MEAD – Like many people throughout the state, Dr. Elli Rogan initially learned about the problematic ethanol plant Mead residents have been dealing with for years when “The Guardian,” a British news site, broke the story in January of this year.
Now, the University of Nebraska Medical Center Department of Environmental, Agricultural and Occupational Health Department chair will be leading a comprehensive study with the University of Nebraska Medical Center (UNMC) on the area of Mead as a result of AltEn’s potential effect on Mead residents, wildlife and environment.
Results from the study can be found on an information website that UNMC will launch for the general public. Rogan said there’s no reason to keep information from the community and it’s fundamental to public health.
“I think transparency is important because we›re talking about people›s lives and their livelihoods and a lot of things they care about,” Rogan said. “I think it›s very important that you give people information and so that they can make well informed decisions.”
Rogan estimates initial results from the study could be accessible as early as the fall.
“We are really pushing this work, at least this initial work, done and get information out to the community,” Rogan said.
The project is currently still in the planning phase, but Rogan estimates it will begin after they are able to host a town hall meeting on April 6 at 5:30 p.m. via Zoom which will be organized with Three Rivers Public Health Department.
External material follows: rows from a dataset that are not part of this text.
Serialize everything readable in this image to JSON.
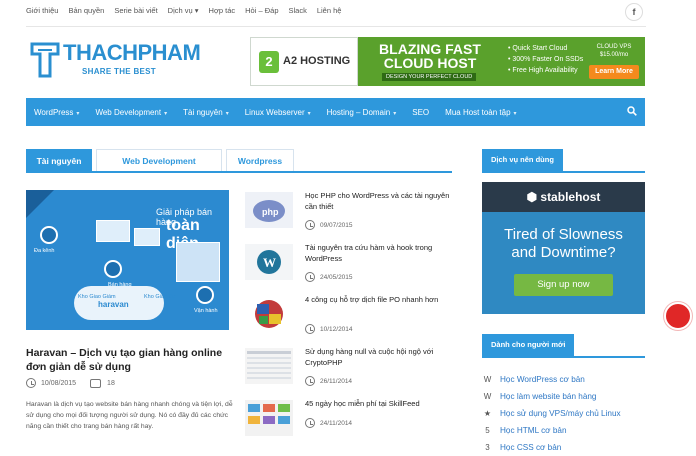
{
  "topbar": {
    "links": [
      "Giới thiệu",
      "Bản quyền",
      "Serie bài viết",
      "Dịch vụ ▾",
      "Hợp tác",
      "Hỏi – Đáp",
      "Slack",
      "Liên hệ"
    ],
    "facebook": "f"
  },
  "logo": {
    "name": "THACHPHAM",
    "tagline": "SHARE THE BEST"
  },
  "banner": {
    "brand": "A2 HOSTING",
    "headline_1": "BLAZING FAST",
    "headline_2": "CLOUD HOST",
    "sub": "DESIGN YOUR PERFECT CLOUD",
    "features": [
      "• Quick Start Cloud",
      "• 300% Faster On SSDs",
      "• Free High Availability"
    ],
    "price_1": "CLOUD VPS",
    "price_2": "$15.00/mo",
    "cta": "Learn More"
  },
  "nav": {
    "items": [
      {
        "label": "WordPress",
        "caret": "▾"
      },
      {
        "label": "Web Development",
        "caret": "▾"
      },
      {
        "label": "Tài nguyên",
        "caret": "▾"
      },
      {
        "label": "Linux Webserver",
        "caret": "▾"
      },
      {
        "label": "Hosting – Domain",
        "caret": "▾"
      },
      {
        "label": "SEO",
        "caret": ""
      },
      {
        "label": "Mua Host toàn tập",
        "caret": "▾"
      }
    ]
  },
  "tabs": [
    {
      "label": "Tài nguyên"
    },
    {
      "label": "Web Development"
    },
    {
      "label": "Wordpress"
    }
  ],
  "featured": {
    "image_text_1": "Giải pháp bán hàng",
    "image_text_2": "toàn diện",
    "image_cloud": "haravan",
    "image_labels": [
      "Đa kênh",
      "Bán hàng",
      "Vận hành",
      "Kho Giao Giám",
      "Kho Giao Cơ"
    ],
    "title": "Haravan – Dịch vụ tạo gian hàng online đơn giản dễ sử dụng",
    "date": "10/08/2015",
    "comments": "18",
    "excerpt": "Haravan là dịch vụ tạo website bán hàng nhanh chóng và tiện lợi, dễ sử dụng cho mọi đối tượng người sử dụng. Nó có đầy đủ các chức năng cần thiết cho trang bán hàng rất hay."
  },
  "posts": [
    {
      "title": "Học PHP cho WordPress và các tài nguyên cần thiết",
      "date": "09/07/2015",
      "thumb": "php-elephant"
    },
    {
      "title": "Tài nguyên tra cứu hàm và hook trong WordPress",
      "date": "24/05/2015",
      "thumb": "wordpress-logo"
    },
    {
      "title": "4 công cụ hỗ trợ dịch file PO nhanh hơn",
      "date": "10/12/2014",
      "thumb": "flags-globe"
    },
    {
      "title": "Sử dụng hàng null và cuộc hội ngộ với CryptoPHP",
      "date": "26/11/2014",
      "thumb": "code-table"
    },
    {
      "title": "45 ngày học miễn phí tại SkillFeed",
      "date": "24/11/2014",
      "thumb": "course-grid"
    }
  ],
  "sidebar": {
    "services_label": "Dịch vụ nên dùng",
    "ad": {
      "brand": "⬢ stablehost",
      "line_1": "Tired of Slowness",
      "line_2": "and Downtime?",
      "cta": "Sign up now"
    },
    "beginner_label": "Dành cho người mới",
    "links": [
      {
        "label": "Học WordPress cơ bản",
        "icon": "wordpress-icon",
        "glyph": "W"
      },
      {
        "label": "Học làm website bán hàng",
        "icon": "wordpress-icon",
        "glyph": "W"
      },
      {
        "label": "Học sử dụng VPS/máy chủ Linux",
        "icon": "star-icon",
        "glyph": "★"
      },
      {
        "label": "Học HTML cơ bản",
        "icon": "html5-icon",
        "glyph": "5"
      },
      {
        "label": "Học CSS cơ bản",
        "icon": "css3-icon",
        "glyph": "3"
      }
    ]
  },
  "colors": {
    "accent": "#2e98dc",
    "notification": "#e02727"
  }
}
The Zoom link is https://unmc.zoom.us/j/93785417513?pwd=ZzZtRVJYMVpTamRLZDJWcnFKUVE1Zz09 and will include an overview of the environmental hazard and evaluation and assessment project as well as an introduction to the project team and budget and timeline.
Three Rivers Health Department Director Terra Uhing, UNMC College of Public Health Dean Ali Khan and Rogan will all be in attendance.
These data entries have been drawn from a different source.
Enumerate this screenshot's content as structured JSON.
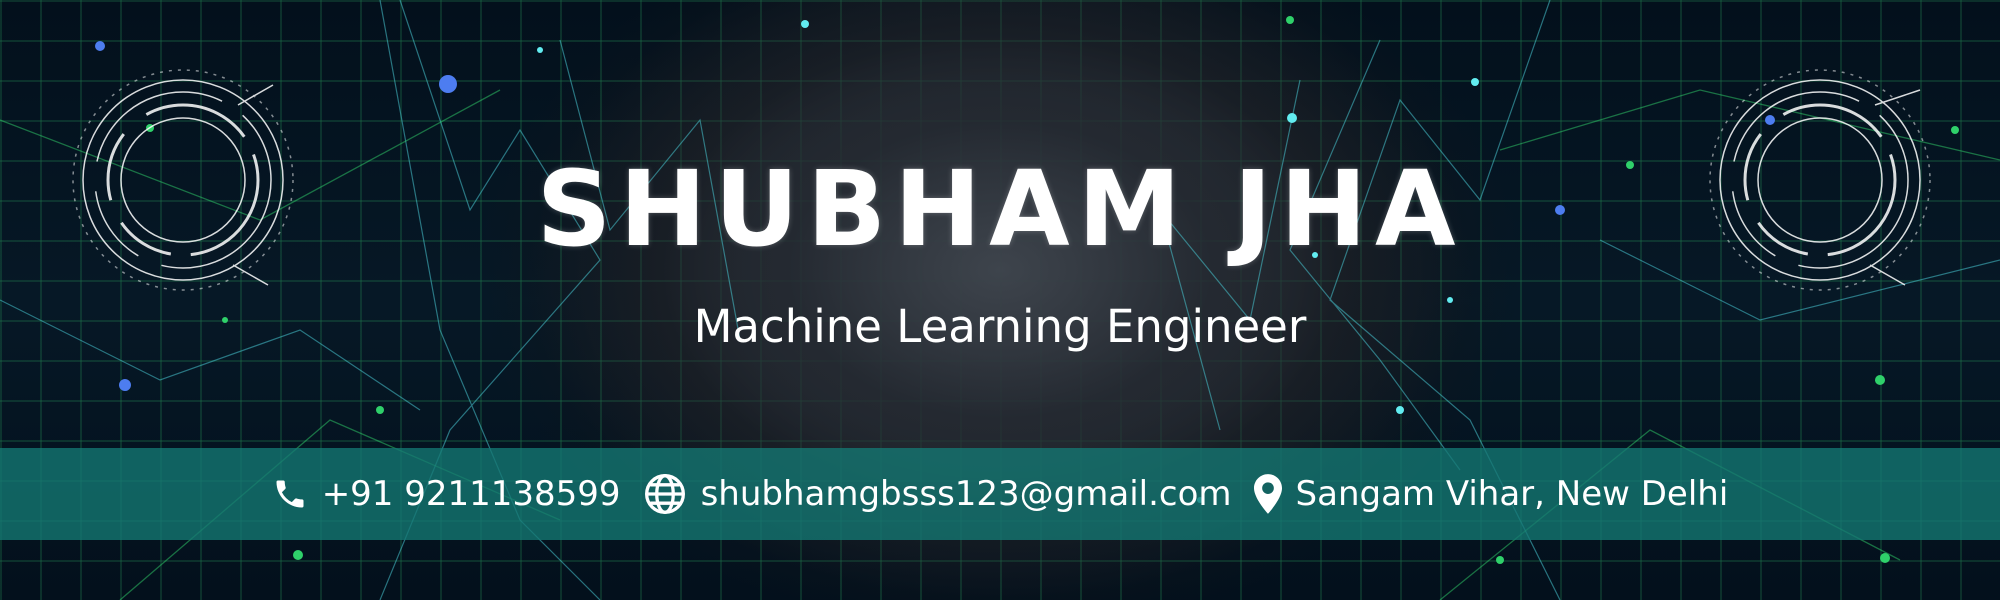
{
  "banner": {
    "name": "SHUBHAM JHA",
    "title": "Machine Learning Engineer"
  },
  "contacts": {
    "phone": {
      "icon": "phone-icon",
      "value": "+91 9211138599"
    },
    "email": {
      "icon": "globe-icon",
      "value": "shubhamgbsss123@gmail.com"
    },
    "location": {
      "icon": "map-pin-icon",
      "value": "Sangam Vihar, New Delhi"
    }
  },
  "colors": {
    "bar": "#14786f",
    "grid": "#2a9660",
    "accent": "#5fe0e6",
    "text": "#ffffff"
  }
}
AltEn has been in operation in Mead since 2015. The production process the plant conducts utilizes treated seed corn which creates distillers grains and wastewater. Because treated seed corn is used in the process, the byproducts have high chemical contents.
On March 25, Nebraska lawmakers advanced with a vote of 43-0 Legislative Bill 507 which prohibits the use of all treated seed corn. Because of the emergency clause, the law will go into effect when it has gained a signature from Gov. Pete Ricketts ultimately stopping the plant’s production system.
The Nebraska Department of Environment and Energy has been on site throughout February and March to oversee the cleanup process. NDEE recently released results from their own sampling of public water wells which showed “non-detectable (ND) levels of neonicotinoids, strobins, and azoles were found.” ND refers to “not detected above the limit of quantification,” according to the results.
The UNMC study will start with the sampling of water, soil and air after the town hall meeting, Rogan said. With these samples UNMC will analyze them for insecticides and fungicides which are known to be in the seed corn coating. One goal of the study is to see if the contaminants traveled by water.
“Assuming that we find relevant contaminants in the water, we want to see how far they get,” Rogan said.
Another part of the study is looking into how wildlife has been affected by the ethanol plant. Elizabeth VanWormer of the University of Nebraska Lincoln School of Natural Resources will be leading the wildlife portion of the study. Some of the wildlife they will look into include natural inhabitants of the area, pets and farm production animals, Rogan said.
VanWormer said the study is still working on securing local partners for wildlife sampling.
“We are still in the process of developing the animal health studies and connecting with local partners for sampling,” VanWormer said. “We are looking into the potential for monitoring cattle, dogs, and wildlife including frogs, birds and small mammals.”
The third portion of the study which Rogan described as “the very important part” is monitoring any potential health effects in the adult residents of Mead. Rogan said they plan to take blood and urine samples from willing participants.
“This would be people who think that by living in the area around the plant, they’ve gotten sick with something or defective something for them negatively,” Rogan said.
In summer of 2018, the distillers grains created at AltEn were used by farmers for soil conditioner which caused an array of side effects for the residents living around the farm ground. This act caused AltEn to lose their soil conditioner permit. Rogan said they plan to reach out to those who were affected by the byproduct being spread on farmland near them to also be surveyed and monitored.
The study will also look into local hospital reports to see if any adverse health effects bubbles have developed. A portion of the human part of the study will be setting up a registry so UNMC can monitor participants for years to come.
Recently, the study received a donation from Dr. Anne Hubbard for $200,000 to seed a crowdfunding campaign, University of Nebraska Foundation Marketing Communications Vice President Dorothy Endacott said.
“Anne believes this is an urgent issue and her hope is that others will match her gift so an immediate environmental assessment can be conducted,” Endacott said.
Information on the campaign can be found at nufoundation.org/mead.
Depending on funding, Rogan said they hope to continue the study “over a period of several years” and estimates the registry will also continue for a number of years.